Your mental health is important. We’re here to make the right connections.

In the latest episode of the Something Greater podcast, we're not shying away from addressing farmer mental health

A Farmer In A Field

In an instant. Those three words summarize how quickly Debbie Mills was overcome with a feeling of hopelessness. Says Mills, "One-night last March I had gone out to feed the cows. When you’re taking care of animals it was is tough to see they were are cold, and you couldn’t can’t do anything about it. It was that moment when it hit me."
It’s a feeling that she says had just built up over time due to low milk prices, unfavorable weather conditions and low commodity prices. "Nothing that everyone else isn’t dealing with, we all are," she says. Many of the factors hitting farmers so hard right not are not unique. They’re industry wide. Mills farms with her husband in Southern Minnesota and now uses her story to encourage her neighbors and other farmers to reach out for help. To talk to someone.

Do you or someone you know need help? Go here to find resources near you.

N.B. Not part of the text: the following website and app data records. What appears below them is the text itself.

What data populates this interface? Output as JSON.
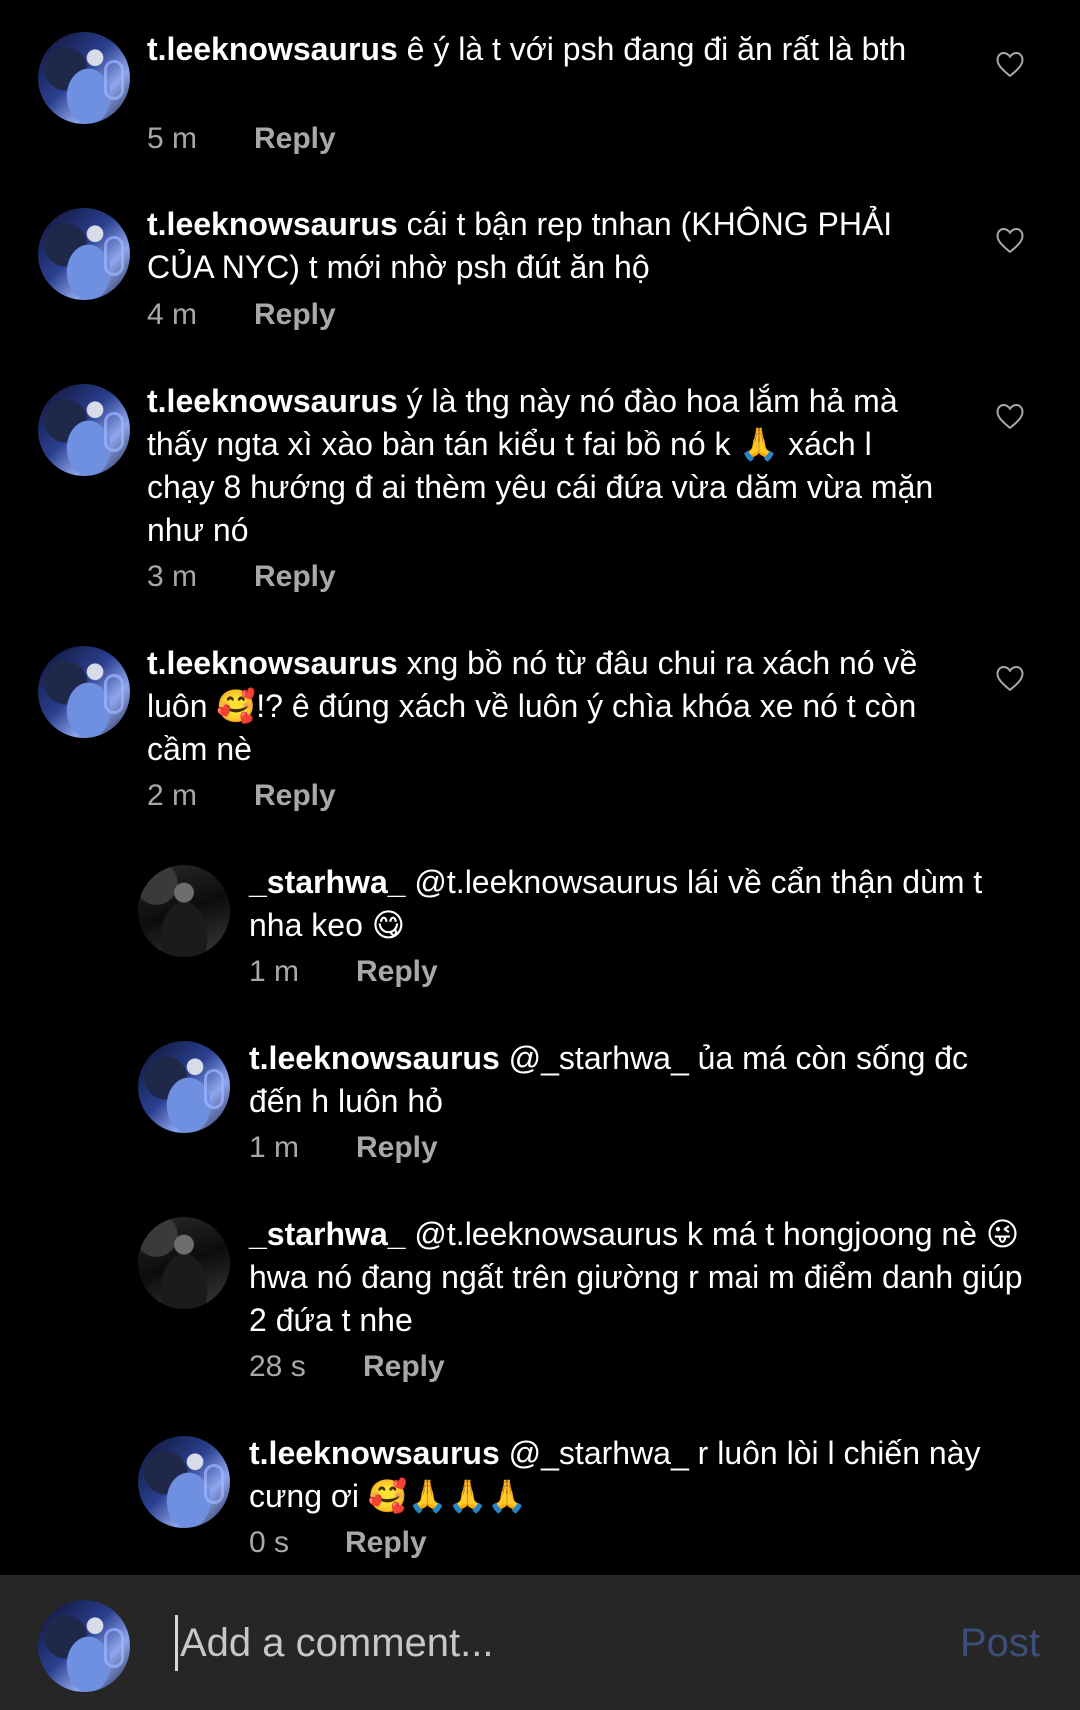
{
  "comments": [
    {
      "username": "t.leeknowsaurus",
      "text": "ê ý là t với psh đang đi ăn rất là bth",
      "time": "5 m",
      "reply_label": "Reply",
      "avatar_icon": "profile-photo-blue-icon"
    },
    {
      "username": "t.leeknowsaurus",
      "text": "cái t bận rep tnhan (KHÔNG PHẢI CỦA NYC) t mới nhờ psh đút ăn hộ",
      "time": "4 m",
      "reply_label": "Reply",
      "avatar_icon": "profile-photo-blue-icon"
    },
    {
      "username": "t.leeknowsaurus",
      "text": "ý là thg này nó đào hoa lắm hả mà thấy ngta xì xào bàn tán kiểu t fai bồ nó k 🙏 xách l chạy 8 hướng đ ai thèm yêu cái đứa vừa dăm vừa mặn như nó",
      "time": "3 m",
      "reply_label": "Reply",
      "avatar_icon": "profile-photo-blue-icon"
    },
    {
      "username": "t.leeknowsaurus",
      "text": "xng bồ nó từ đâu chui ra xách nó về luôn 🥰!? ê đúng xách về luôn ý chìa khóa xe nó t còn cầm nè",
      "time": "2 m",
      "reply_label": "Reply",
      "avatar_icon": "profile-photo-blue-icon"
    }
  ],
  "replies": [
    {
      "username": "_starhwa_",
      "text": "@t.leeknowsaurus lái về cẩn thận dùm t nha keo 😋",
      "time": "1 m",
      "reply_label": "Reply",
      "avatar_icon": "profile-photo-dark-icon"
    },
    {
      "username": "t.leeknowsaurus",
      "text": "@_starhwa_ ủa má còn sống đc đến h luôn hỏ",
      "time": "1 m",
      "reply_label": "Reply",
      "avatar_icon": "profile-photo-blue-icon"
    },
    {
      "username": "_starhwa_",
      "text": "@t.leeknowsaurus k má t hongjoong nè 😜 hwa nó đang ngất trên giường r mai m điểm danh giúp 2 đứa t nhe",
      "time": "28 s",
      "reply_label": "Reply",
      "avatar_icon": "profile-photo-dark-icon"
    },
    {
      "username": "t.leeknowsaurus",
      "text": "@_starhwa_ r luôn lòi l chiến này cưng ơi 🥰🙏🙏🙏",
      "time": "0 s",
      "reply_label": "Reply",
      "avatar_icon": "profile-photo-blue-icon"
    }
  ],
  "composer": {
    "placeholder": "Add a comment...",
    "post_label": "Post",
    "avatar_icon": "profile-photo-blue-icon"
  },
  "colors": {
    "background": "#000000",
    "text": "#ffffff",
    "meta": "#a8a8a8",
    "composer_bg": "#262626",
    "post_disabled": "#3b4f7a"
  }
}
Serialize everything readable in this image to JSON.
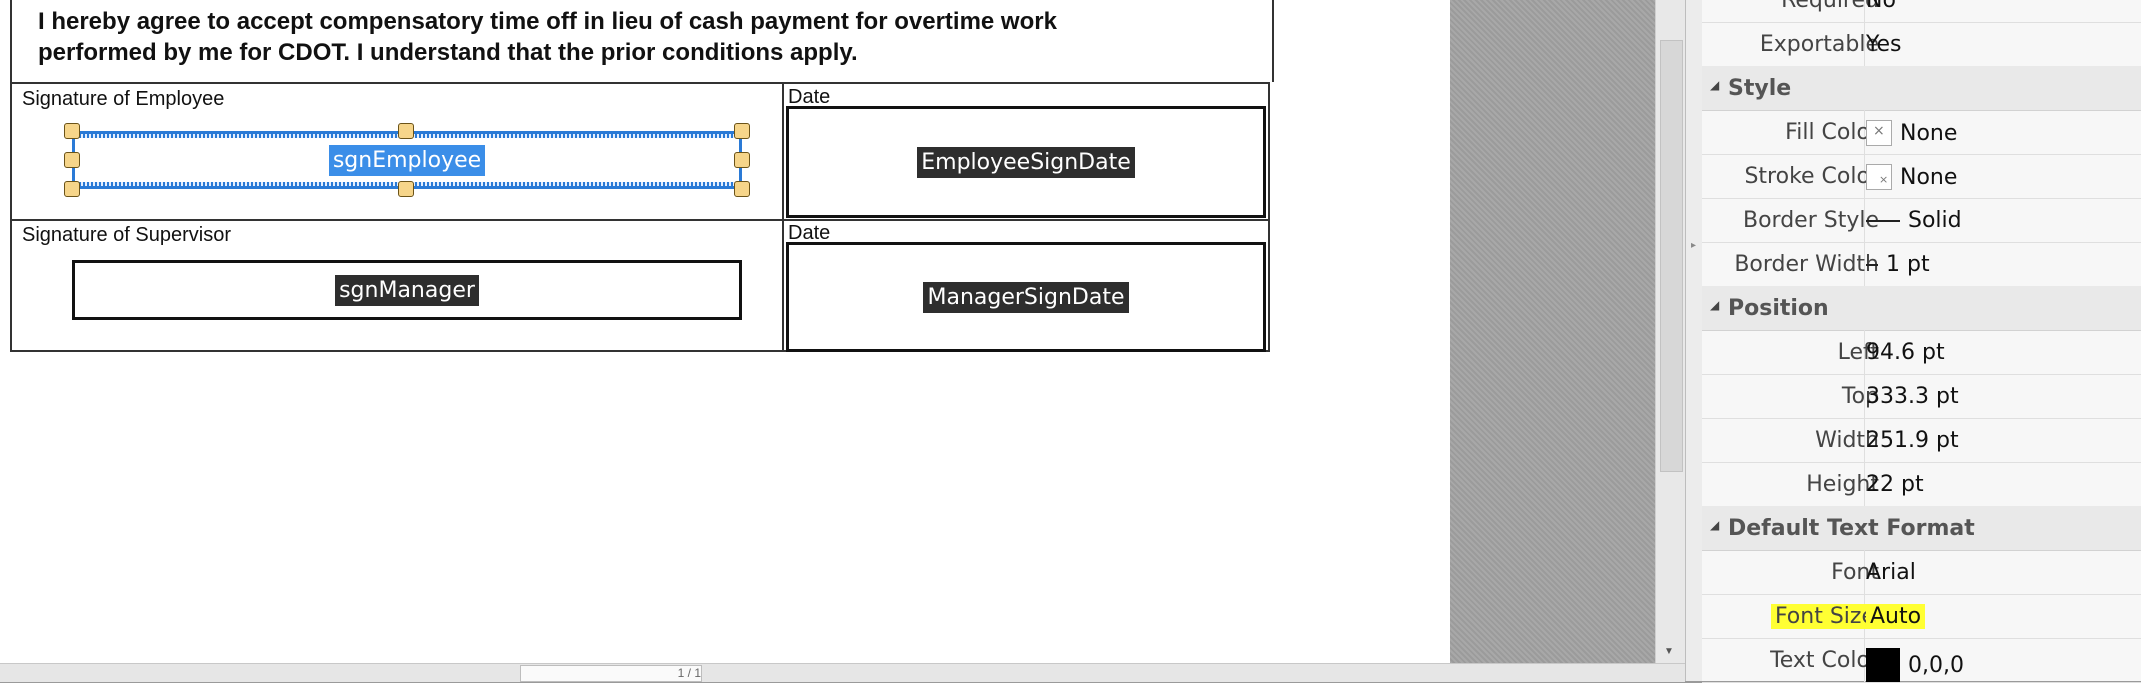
{
  "form": {
    "intro_line1": "I hereby agree to accept compensatory time off in lieu of cash payment for overtime work",
    "intro_line2": "performed by me for CDOT.  I understand that the prior conditions apply.",
    "sig_employee_label": "Signature of Employee",
    "date_label_1": "Date",
    "sig_supervisor_label": "Signature of Supervisor",
    "date_label_2": "Date",
    "fields": {
      "employee_sig": "sgnEmployee",
      "employee_date": "EmployeeSignDate",
      "manager_sig": "sgnManager",
      "manager_date": "ManagerSignDate"
    }
  },
  "properties": {
    "partial_top": {
      "name": "Required",
      "value": "No"
    },
    "exportable": {
      "name": "Exportable",
      "value": "Yes"
    },
    "style_section": "Style",
    "fill_color": {
      "name": "Fill Color",
      "value": "None"
    },
    "stroke_color": {
      "name": "Stroke Color",
      "value": "None"
    },
    "border_style": {
      "name": "Border Style",
      "value": "Solid"
    },
    "border_width": {
      "name": "Border Width",
      "value": "1 pt"
    },
    "position_section": "Position",
    "left": {
      "name": "Left",
      "value": "94.6 pt"
    },
    "top": {
      "name": "Top",
      "value": "333.3 pt"
    },
    "width": {
      "name": "Width",
      "value": "251.9 pt"
    },
    "height": {
      "name": "Height",
      "value": "22 pt"
    },
    "text_format_section": "Default Text Format",
    "font": {
      "name": "Font",
      "value": "Arial"
    },
    "font_size": {
      "name": "Font Size",
      "value": "Auto"
    },
    "text_color": {
      "name": "Text Color",
      "value": "0,0,0",
      "swatch": "#000000"
    }
  },
  "bottom": {
    "page_indicator": "1 / 1"
  },
  "icons": [
    "collapse-triangle-icon",
    "scroll-down-arrow-icon",
    "splitter-grip-icon"
  ],
  "colors": {
    "highlight": "#ffff33",
    "selection": "#3b8ee8",
    "handle": "#f6d58a"
  }
}
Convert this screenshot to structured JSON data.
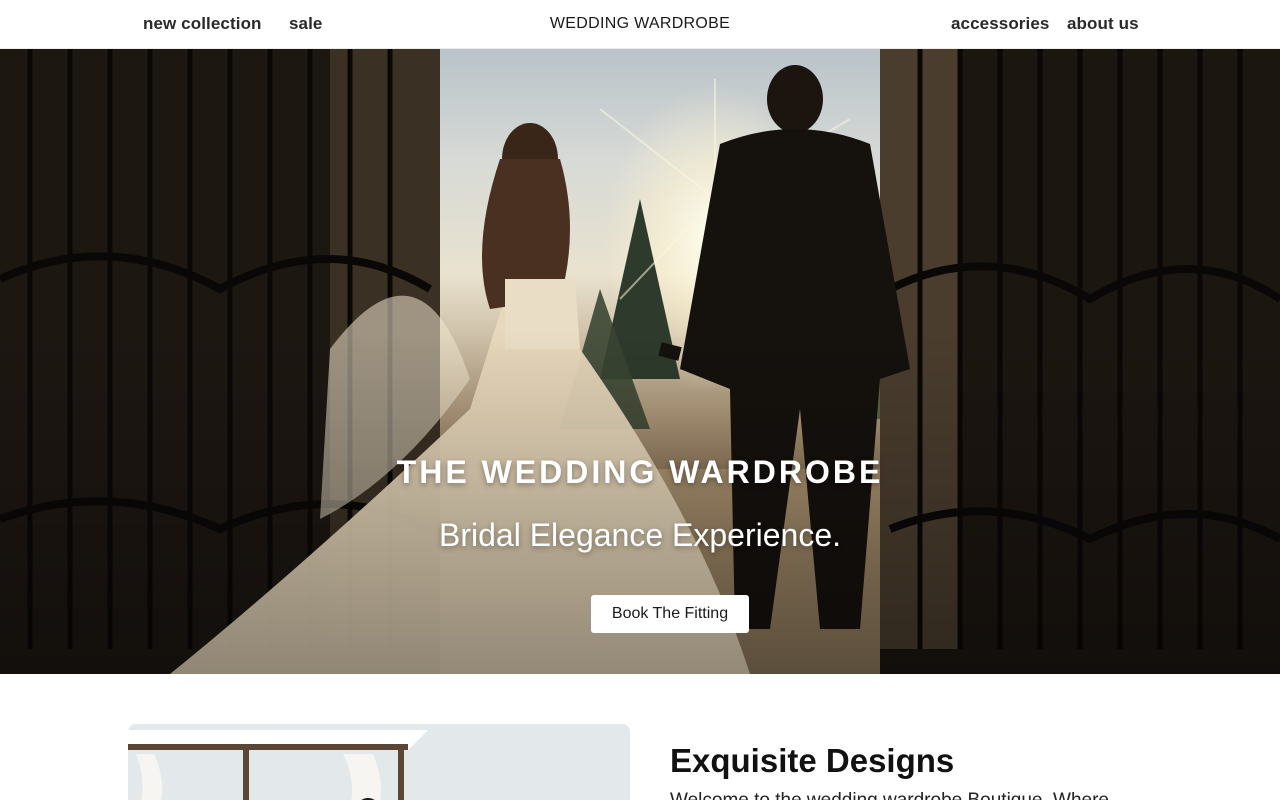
{
  "header": {
    "brand": "WEDDING WARDROBE",
    "nav_left": [
      "new collection",
      "sale"
    ],
    "nav_right": [
      "accessories",
      "about us"
    ]
  },
  "hero": {
    "title": "THE WEDDING WARDROBE",
    "subtitle": "Bridal Elegance Experience.",
    "cta_label": "Book The Fitting"
  },
  "feature": {
    "title": "Exquisite Designs",
    "body": "Welcome to the wedding wardrobe Boutique. Where"
  }
}
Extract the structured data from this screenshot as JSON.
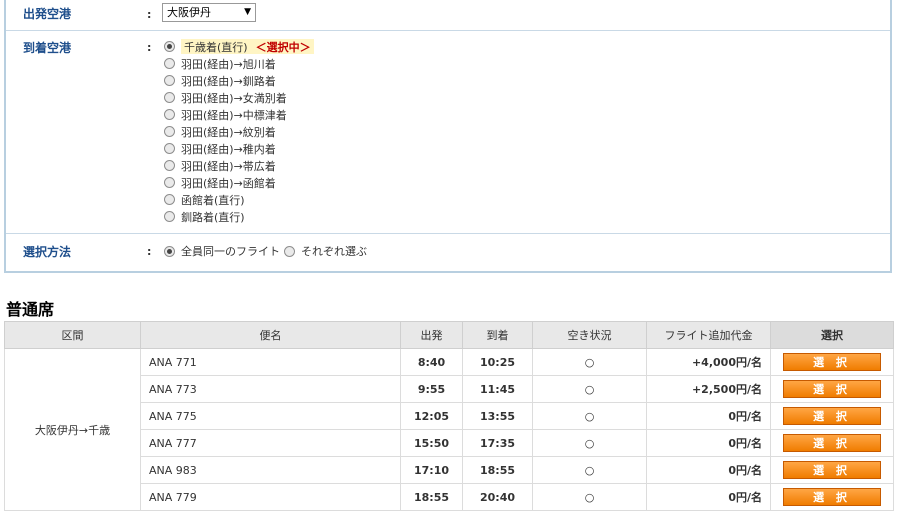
{
  "departure": {
    "label": "出発空港",
    "selected": "大阪伊丹"
  },
  "arrival": {
    "label": "到着空港",
    "selected_tag": "＜選択中＞",
    "options": [
      "千歳着(直行)",
      "羽田(経由)→旭川着",
      "羽田(経由)→釧路着",
      "羽田(経由)→女満別着",
      "羽田(経由)→中標津着",
      "羽田(経由)→紋別着",
      "羽田(経由)→稚内着",
      "羽田(経由)→帯広着",
      "羽田(経由)→函館着",
      "函館着(直行)",
      "釧路着(直行)"
    ]
  },
  "method": {
    "label": "選択方法",
    "options": [
      "全員同一のフライト",
      "それぞれ選ぶ"
    ]
  },
  "section_title": "普通席",
  "table": {
    "headers": [
      "区間",
      "便名",
      "出発",
      "到着",
      "空き状況",
      "フライト追加代金",
      "選択"
    ],
    "route": "大阪伊丹→千歳",
    "rows": [
      {
        "flight": "ANA 771",
        "dep": "8:40",
        "arr": "10:25",
        "avail": "○",
        "price": "+4,000円/名",
        "button": "選 択"
      },
      {
        "flight": "ANA 773",
        "dep": "9:55",
        "arr": "11:45",
        "avail": "○",
        "price": "+2,500円/名",
        "button": "選 択"
      },
      {
        "flight": "ANA 775",
        "dep": "12:05",
        "arr": "13:55",
        "avail": "○",
        "price": "0円/名",
        "button": "選 択"
      },
      {
        "flight": "ANA 777",
        "dep": "15:50",
        "arr": "17:35",
        "avail": "○",
        "price": "0円/名",
        "button": "選 択"
      },
      {
        "flight": "ANA 983",
        "dep": "17:10",
        "arr": "18:55",
        "avail": "○",
        "price": "0円/名",
        "button": "選 択"
      },
      {
        "flight": "ANA 779",
        "dep": "18:55",
        "arr": "20:40",
        "avail": "○",
        "price": "0円/名",
        "button": "選 択"
      }
    ]
  }
}
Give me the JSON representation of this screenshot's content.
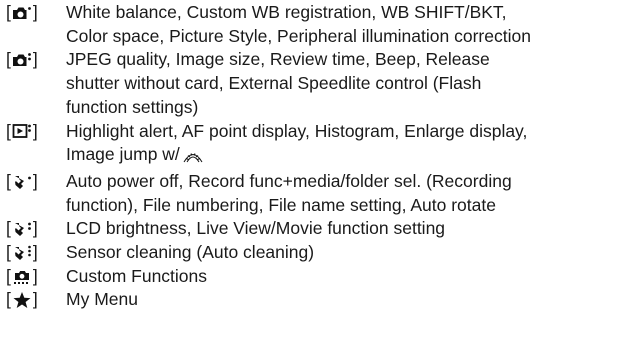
{
  "brackets": {
    "open": "[",
    "close": "]"
  },
  "entries": [
    {
      "icon": "camera-shooting-1-icon",
      "text": "White balance, Custom WB registration, WB SHIFT/BKT,\nColor space, Picture Style, Peripheral illumination correction"
    },
    {
      "icon": "camera-shooting-2-icon",
      "text": "JPEG quality, Image size, Review time, Beep, Release\nshutter without card, External Speedlite control (Flash\nfunction settings)"
    },
    {
      "icon": "playback-2-icon",
      "text": "Highlight alert, AF point display, Histogram, Enlarge display,\nImage jump w/"
    },
    {
      "icon": "setup-1-icon",
      "text": "Auto power off, Record func+media/folder sel. (Recording\nfunction), File numbering, File name setting, Auto rotate"
    },
    {
      "icon": "setup-2-icon",
      "text": "LCD brightness, Live View/Movie function setting"
    },
    {
      "icon": "setup-3-icon",
      "text": "Sensor cleaning (Auto cleaning)"
    },
    {
      "icon": "custom-functions-icon",
      "text": "Custom Functions"
    },
    {
      "icon": "star-icon",
      "text": "My Menu"
    }
  ],
  "inline_icons": {
    "dial": "main-dial-icon"
  }
}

“It was hard to feel vulnerable. It was hard to make the call, but now I know the vulnerability and being able to talk about your mental health is all rooted in strength. When you talk about it, that pressure kettle of holding it all in is finally released.”
Mills called a mental health counselor and says she immediately felt like someone was listening and understood the stress she was going through.
The facts are startling. In 2016, nearly 45,000 Americans age 10 or older died by suicide. Suicide is the 10th leading cause of death and is one of just three leading causes that are on the rise. And suicide rates are higher in rural areas than they are in urban areas, according to the Centers for Disease Control and Prevention (CDC).
Recognizing the economic uncertainty in the farming industry, Land O’Lakes, Inc. has sought ways to help our members and their families navigate these difficult circumstances, including recognizing warning signs of mental health crisis and suicide.
In 2019 we hosted two events called Harvesting Hope in rural communities. Held in partnership with the National Alliance on Mental Illness (NAMI). Land O’Lakes invited our members, employees and members of the community to each event with the goal to educate on the signs of depression and how to leverage a three-step process to help prevent suicide, called Question, Persuade, Refer. 



Look, we know Land O'Lakes isn't a healthcare provider. Nor does it have professionals in mental health. But as a farmer-owned cooperative for nearly 100 years, we can use our vast network to connect our members to the people that are.
In this latest episode of Something Greater we brought in those experts. Not only on how to recognize loved ones who may need assistance but to put the issues in context. What farmers and rural communities are facing right now are, intense challenges on many fronts. Even if you’re not a farmer living it, this is an episode about education -- and you don’t have to be in the Ag community to care about mental health. Join host Kim Olson and guests Emily Wilmes, director of the rural stress task force at the University of Minnesota Extension. Also, Glenda Gehl, the Senior Director of Member Relations at Land O’Lakes.
The podcast is available in the member Connections newsletter. You can subscribe through iTunesSpotify, Google Podcasts or wherever podcasts are available -- be sure to subscribe and rate each episode.